|Blake (Crumlin, Clooncon & Moorfield)||Descended from a younger son of the Blakes of Ardfry in the 17th century, the Blakes of Crumlin, parish of Abbeyknockmoy, barony of Tiaquin, county Galway, were originally granted their estate by the Cromwellian Commissioners. In the 1870s the estate amounted to 1,405 acres. By the early 1880s the family had become bankrupt and Crumlin was sold in the Land Court to Cecil Robert Henry of the Toghermore family, near Tuam in the early 1890s. Stephen Blake, a member of the Blakes of Crumlin, Clooncon and Moorfield, county Galway, held the two townlands of Clooncon East and West in the parish of Boyounagh, barony of Ballymoe, in the mid 1850s. In 1856 he was advertising the sale of these lands amounting to 1,426 acres. Almost half of the estate was readvertised in 1859.|
|Handcock||Patrick Melvin writes that Carrowntryla was originally a Burke property, which was sold in 1753 to Anne Henry, widow of Hugh Henry, a Dublin banker, who died in 1743. Carrowntryla passed to William Henry who had an only daughter, Anne, who married William Handcock in 1802. These Handcocks shared a common ancestor with the Barons Castlemaine and both William Handcock's father and grandfather were clergymen. There was a legal dispute over the Handcock succession to the Carrownatryla estate. The Handcock estate was situated in the parishes of Addergoole, Dunmore, Tuam and Boyounagh in the baronies of Dunmore, Ballymoe and Clare, county Galway. William Henry Handcock married Catherine Josephine Kelly and left three daughters at the time of his death in 1842. In 1851 part of the estate was sold in the Encumbered Estates Court. The purchaser was Patrick Nolan, in trust. A dispute arose over ownership of the estate in the 1850s between John Delacour and John Stratford Handcock. Delacour was compensated but this eventually led to the sale of the estate in the mid 1890s to the mortgagees, Sir Henry Lopes and the representatives of Mr Fitzwilliam Dick. In the 1870s John Handcock's estate in county Galway amounted to 7,865 acres. Major Gerald Stratford Handcock bought back the house and a hundred acres in 1928.|

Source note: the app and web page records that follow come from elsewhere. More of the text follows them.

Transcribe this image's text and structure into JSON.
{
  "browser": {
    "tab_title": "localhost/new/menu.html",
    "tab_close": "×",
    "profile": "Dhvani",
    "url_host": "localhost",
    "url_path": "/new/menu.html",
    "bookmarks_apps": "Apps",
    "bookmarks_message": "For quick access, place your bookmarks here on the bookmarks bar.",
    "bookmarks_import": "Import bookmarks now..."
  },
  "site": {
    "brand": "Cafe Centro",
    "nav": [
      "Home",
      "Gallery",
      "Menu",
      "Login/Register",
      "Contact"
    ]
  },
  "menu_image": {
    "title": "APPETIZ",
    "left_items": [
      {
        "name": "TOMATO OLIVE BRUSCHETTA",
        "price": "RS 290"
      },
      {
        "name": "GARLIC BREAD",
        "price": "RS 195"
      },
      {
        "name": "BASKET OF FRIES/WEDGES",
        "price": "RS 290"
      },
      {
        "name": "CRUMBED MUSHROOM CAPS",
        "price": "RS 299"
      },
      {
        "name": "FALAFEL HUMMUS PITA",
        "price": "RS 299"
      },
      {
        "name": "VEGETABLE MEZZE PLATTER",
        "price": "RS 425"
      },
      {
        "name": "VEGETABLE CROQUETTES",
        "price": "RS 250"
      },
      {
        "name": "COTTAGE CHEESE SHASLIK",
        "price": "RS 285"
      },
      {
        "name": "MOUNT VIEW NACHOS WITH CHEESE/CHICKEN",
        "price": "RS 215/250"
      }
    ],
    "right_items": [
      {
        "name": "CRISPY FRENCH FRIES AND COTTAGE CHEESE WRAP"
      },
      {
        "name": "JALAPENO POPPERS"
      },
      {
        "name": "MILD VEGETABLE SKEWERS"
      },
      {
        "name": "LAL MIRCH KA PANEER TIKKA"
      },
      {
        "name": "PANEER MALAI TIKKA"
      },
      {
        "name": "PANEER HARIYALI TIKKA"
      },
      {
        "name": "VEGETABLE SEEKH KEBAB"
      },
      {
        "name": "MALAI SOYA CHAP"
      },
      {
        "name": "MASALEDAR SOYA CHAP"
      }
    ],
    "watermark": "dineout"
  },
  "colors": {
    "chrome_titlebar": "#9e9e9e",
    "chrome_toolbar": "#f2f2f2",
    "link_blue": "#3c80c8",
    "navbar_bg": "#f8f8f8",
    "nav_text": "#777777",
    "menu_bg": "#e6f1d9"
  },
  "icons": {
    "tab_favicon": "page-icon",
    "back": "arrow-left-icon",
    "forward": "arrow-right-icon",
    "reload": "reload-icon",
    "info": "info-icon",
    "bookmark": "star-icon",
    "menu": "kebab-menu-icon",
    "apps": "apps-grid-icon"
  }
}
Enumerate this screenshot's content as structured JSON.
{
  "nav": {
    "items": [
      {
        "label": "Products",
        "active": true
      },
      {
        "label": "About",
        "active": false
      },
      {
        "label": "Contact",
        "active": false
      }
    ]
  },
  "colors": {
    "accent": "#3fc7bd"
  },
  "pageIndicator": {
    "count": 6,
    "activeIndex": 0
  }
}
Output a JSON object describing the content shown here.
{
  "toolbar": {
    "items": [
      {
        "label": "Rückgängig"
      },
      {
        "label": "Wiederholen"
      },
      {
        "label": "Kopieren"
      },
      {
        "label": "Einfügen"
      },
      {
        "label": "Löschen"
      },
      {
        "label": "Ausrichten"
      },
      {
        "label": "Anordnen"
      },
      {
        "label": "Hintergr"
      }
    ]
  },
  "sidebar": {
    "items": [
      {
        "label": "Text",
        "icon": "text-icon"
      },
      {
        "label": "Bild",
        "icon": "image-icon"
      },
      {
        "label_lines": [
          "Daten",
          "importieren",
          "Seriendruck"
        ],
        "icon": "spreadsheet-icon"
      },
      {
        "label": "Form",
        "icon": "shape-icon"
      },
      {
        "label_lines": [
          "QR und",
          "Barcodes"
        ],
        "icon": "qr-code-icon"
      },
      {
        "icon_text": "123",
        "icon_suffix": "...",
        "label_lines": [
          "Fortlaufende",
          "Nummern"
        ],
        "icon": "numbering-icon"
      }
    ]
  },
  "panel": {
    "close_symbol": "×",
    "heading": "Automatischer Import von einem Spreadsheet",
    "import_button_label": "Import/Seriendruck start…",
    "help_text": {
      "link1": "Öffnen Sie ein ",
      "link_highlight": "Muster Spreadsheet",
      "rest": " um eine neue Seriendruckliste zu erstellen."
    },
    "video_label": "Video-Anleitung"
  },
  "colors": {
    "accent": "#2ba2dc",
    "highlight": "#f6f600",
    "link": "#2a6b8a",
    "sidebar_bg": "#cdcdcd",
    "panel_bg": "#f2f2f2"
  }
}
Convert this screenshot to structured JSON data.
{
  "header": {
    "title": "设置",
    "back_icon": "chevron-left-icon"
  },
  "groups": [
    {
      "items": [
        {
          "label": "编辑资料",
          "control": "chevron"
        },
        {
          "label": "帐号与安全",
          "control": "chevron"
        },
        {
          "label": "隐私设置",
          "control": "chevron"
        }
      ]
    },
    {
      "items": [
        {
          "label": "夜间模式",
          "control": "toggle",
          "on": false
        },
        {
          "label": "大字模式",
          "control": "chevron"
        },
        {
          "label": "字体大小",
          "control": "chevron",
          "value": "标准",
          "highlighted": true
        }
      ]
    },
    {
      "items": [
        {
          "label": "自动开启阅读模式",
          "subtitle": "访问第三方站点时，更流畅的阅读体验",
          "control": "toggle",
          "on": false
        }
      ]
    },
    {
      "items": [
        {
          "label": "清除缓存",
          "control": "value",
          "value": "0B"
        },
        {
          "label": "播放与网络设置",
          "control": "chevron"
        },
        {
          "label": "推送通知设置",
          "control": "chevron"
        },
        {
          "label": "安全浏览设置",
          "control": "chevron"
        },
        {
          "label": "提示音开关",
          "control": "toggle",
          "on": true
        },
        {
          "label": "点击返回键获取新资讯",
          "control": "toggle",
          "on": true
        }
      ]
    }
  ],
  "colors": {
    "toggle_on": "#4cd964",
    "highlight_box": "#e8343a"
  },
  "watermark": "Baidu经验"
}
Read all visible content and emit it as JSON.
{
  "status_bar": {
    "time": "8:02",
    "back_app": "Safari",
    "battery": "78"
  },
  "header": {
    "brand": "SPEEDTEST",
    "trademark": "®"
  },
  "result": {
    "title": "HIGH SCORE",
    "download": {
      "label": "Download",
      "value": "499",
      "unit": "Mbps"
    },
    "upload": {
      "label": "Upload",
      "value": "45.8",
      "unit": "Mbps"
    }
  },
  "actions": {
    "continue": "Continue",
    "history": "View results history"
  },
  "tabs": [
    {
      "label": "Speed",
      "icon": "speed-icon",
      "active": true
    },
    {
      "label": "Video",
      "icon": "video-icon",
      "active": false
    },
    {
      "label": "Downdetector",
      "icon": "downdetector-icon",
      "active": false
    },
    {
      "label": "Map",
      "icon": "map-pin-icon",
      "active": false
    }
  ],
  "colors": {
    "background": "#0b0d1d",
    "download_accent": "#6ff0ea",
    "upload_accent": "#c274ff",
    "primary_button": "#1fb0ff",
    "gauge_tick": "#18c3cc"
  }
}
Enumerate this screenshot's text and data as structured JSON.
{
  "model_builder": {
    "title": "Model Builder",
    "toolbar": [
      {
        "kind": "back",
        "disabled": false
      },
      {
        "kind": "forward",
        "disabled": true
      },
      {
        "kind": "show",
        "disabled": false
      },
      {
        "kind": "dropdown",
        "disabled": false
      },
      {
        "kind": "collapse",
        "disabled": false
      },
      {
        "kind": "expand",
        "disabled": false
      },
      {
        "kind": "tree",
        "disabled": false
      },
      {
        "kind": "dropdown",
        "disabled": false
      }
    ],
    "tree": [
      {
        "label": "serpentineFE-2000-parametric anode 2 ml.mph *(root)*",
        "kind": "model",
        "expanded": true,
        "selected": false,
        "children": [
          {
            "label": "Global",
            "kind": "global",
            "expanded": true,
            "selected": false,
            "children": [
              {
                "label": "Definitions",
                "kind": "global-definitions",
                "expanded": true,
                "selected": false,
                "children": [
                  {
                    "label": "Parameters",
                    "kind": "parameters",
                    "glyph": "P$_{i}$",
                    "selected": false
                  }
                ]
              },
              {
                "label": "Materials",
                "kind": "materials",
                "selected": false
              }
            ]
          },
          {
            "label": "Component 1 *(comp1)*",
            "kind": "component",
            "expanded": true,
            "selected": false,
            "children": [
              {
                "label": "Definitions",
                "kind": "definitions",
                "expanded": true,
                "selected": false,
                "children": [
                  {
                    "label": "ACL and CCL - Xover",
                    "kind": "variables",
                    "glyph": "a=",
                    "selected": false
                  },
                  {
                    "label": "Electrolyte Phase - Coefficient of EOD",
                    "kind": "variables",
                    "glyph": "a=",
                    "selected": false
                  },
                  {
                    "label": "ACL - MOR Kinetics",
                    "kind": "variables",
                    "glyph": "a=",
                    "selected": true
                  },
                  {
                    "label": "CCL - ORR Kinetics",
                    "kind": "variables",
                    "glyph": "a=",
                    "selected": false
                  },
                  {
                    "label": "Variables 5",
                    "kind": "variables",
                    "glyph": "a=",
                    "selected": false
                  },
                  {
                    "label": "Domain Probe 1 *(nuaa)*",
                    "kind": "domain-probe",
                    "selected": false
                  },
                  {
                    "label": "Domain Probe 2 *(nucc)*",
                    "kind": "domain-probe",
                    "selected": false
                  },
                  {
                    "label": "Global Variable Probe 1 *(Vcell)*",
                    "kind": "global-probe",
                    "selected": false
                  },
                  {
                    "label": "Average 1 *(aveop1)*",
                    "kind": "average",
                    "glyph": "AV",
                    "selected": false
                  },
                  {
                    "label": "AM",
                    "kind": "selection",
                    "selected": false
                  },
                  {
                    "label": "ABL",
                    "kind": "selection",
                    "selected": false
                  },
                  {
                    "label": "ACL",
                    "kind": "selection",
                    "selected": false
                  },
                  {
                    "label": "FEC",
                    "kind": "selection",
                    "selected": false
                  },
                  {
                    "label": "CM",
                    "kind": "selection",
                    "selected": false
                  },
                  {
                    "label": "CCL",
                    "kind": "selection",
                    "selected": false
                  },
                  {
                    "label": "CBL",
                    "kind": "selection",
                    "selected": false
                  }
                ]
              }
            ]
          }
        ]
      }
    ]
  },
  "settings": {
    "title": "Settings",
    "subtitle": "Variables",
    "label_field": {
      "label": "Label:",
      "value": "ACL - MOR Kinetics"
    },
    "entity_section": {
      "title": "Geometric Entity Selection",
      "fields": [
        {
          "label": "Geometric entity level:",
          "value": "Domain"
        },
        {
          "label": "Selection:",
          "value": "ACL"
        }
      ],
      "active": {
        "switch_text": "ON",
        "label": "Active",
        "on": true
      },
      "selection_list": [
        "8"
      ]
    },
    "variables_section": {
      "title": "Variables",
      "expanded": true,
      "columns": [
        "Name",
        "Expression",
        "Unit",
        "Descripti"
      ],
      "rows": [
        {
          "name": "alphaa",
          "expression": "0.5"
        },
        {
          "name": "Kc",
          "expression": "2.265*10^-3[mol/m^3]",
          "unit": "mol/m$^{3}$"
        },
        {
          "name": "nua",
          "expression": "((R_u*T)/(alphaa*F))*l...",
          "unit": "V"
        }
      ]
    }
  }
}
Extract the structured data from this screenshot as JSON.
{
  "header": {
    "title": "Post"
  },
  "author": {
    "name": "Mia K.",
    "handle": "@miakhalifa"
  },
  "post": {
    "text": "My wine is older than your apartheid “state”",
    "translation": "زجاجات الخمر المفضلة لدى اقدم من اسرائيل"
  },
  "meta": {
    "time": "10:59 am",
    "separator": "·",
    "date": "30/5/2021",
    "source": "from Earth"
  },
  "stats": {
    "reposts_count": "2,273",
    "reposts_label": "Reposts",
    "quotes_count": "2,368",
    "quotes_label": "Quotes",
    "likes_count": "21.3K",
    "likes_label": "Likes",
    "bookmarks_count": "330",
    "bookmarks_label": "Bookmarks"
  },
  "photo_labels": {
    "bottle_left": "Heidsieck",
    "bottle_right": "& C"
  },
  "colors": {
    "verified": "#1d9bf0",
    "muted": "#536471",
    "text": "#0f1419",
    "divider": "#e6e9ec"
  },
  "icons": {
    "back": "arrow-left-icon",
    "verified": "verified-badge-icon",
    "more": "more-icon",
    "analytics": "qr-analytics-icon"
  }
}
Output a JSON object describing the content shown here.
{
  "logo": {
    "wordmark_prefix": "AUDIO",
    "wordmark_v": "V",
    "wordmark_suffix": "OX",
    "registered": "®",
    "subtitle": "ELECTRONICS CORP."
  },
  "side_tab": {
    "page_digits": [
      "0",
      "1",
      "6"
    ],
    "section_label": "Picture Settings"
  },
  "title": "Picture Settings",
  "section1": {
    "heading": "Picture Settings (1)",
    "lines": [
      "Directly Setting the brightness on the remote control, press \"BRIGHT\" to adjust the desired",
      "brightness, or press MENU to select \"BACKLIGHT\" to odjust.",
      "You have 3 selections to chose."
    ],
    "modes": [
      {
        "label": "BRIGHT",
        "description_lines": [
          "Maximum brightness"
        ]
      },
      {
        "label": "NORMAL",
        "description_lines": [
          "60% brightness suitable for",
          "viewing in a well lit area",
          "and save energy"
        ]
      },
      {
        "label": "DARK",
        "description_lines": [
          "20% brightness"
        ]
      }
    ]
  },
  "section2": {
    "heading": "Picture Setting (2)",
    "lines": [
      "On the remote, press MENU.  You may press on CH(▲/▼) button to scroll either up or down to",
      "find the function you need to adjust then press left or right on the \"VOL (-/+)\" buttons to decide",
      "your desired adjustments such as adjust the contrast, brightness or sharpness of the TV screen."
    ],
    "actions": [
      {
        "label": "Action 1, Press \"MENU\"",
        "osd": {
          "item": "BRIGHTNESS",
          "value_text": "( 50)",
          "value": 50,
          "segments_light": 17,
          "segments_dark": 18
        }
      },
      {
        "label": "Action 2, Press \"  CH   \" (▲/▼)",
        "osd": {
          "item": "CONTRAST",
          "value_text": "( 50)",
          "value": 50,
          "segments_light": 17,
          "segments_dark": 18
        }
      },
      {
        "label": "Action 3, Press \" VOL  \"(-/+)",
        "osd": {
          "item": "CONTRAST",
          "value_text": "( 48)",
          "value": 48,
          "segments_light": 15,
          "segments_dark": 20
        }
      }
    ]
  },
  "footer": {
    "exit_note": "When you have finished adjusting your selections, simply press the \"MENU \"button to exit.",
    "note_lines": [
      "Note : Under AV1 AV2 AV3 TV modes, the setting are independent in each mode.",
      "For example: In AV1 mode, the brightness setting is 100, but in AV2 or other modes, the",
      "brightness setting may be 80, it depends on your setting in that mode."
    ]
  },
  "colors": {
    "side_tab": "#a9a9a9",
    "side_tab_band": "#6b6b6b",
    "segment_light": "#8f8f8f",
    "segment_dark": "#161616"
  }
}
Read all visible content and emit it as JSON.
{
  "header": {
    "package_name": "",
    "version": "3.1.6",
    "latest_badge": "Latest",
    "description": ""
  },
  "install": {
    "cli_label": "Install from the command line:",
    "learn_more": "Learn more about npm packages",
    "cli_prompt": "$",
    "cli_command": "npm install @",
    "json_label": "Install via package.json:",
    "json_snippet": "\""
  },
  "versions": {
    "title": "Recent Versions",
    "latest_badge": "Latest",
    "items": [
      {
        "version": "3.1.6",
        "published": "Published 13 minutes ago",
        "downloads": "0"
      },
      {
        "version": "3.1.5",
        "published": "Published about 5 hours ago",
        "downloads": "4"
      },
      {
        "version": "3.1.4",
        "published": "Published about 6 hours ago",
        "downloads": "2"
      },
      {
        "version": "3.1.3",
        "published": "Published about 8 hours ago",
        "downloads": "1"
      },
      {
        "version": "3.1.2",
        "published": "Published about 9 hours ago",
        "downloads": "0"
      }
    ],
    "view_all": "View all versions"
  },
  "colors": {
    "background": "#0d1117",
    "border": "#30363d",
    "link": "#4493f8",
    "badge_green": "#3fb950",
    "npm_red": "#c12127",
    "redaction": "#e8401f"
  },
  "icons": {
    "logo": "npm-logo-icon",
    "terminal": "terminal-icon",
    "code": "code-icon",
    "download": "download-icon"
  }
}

|Henry (Tipperary & Limerick)||The Henrys of counties Tipperary and Limerick were a branch of the Henry family of Straffan, county Kildare and were closely related to the Henry family of Toghermore, near Tuam, county Galway. In 1801 John Joseph Henry of Straffan married a daughter of the 2nd Duke of Leinster. He is recorded as holding land in the parish of St Nicholas, close to Limerick city, at the time of Griffith's Valuation [although he died in 1835]. His son, Charles John Henry, held an estate in the barony of Owney and Arra, county Tipperary, at the time of Griffith's Valuation, mainly located in the parish of Templeachally but also in the parishes of Kilcomenty, Kilmastulla and Kilnarth. The estate of Charles John Henry amounting to over 4,000 acres in the barony of Owney and Arra, county Tipperary, was advertised for sale in December 1858. In May 1858 the lands of Singland, barony of Clanwilliam, county Limerick, [476 acres] belonging to Charles John Henry were advertised for sale. Charles John Henry lived at Fort Henry, county Tipperary. He died in 1879 and was succeeded at Fort Henry by his nephew. Untenanted land at Singland was still in the possession of Cecil R. Henry in 1906. In the 1870s Charles John Henry of Cheltenham owned 3,870 acres in county Tipperary while his cousin Robert Henry of Toghermore, county Galway, owned 412 acres in county Limerick.|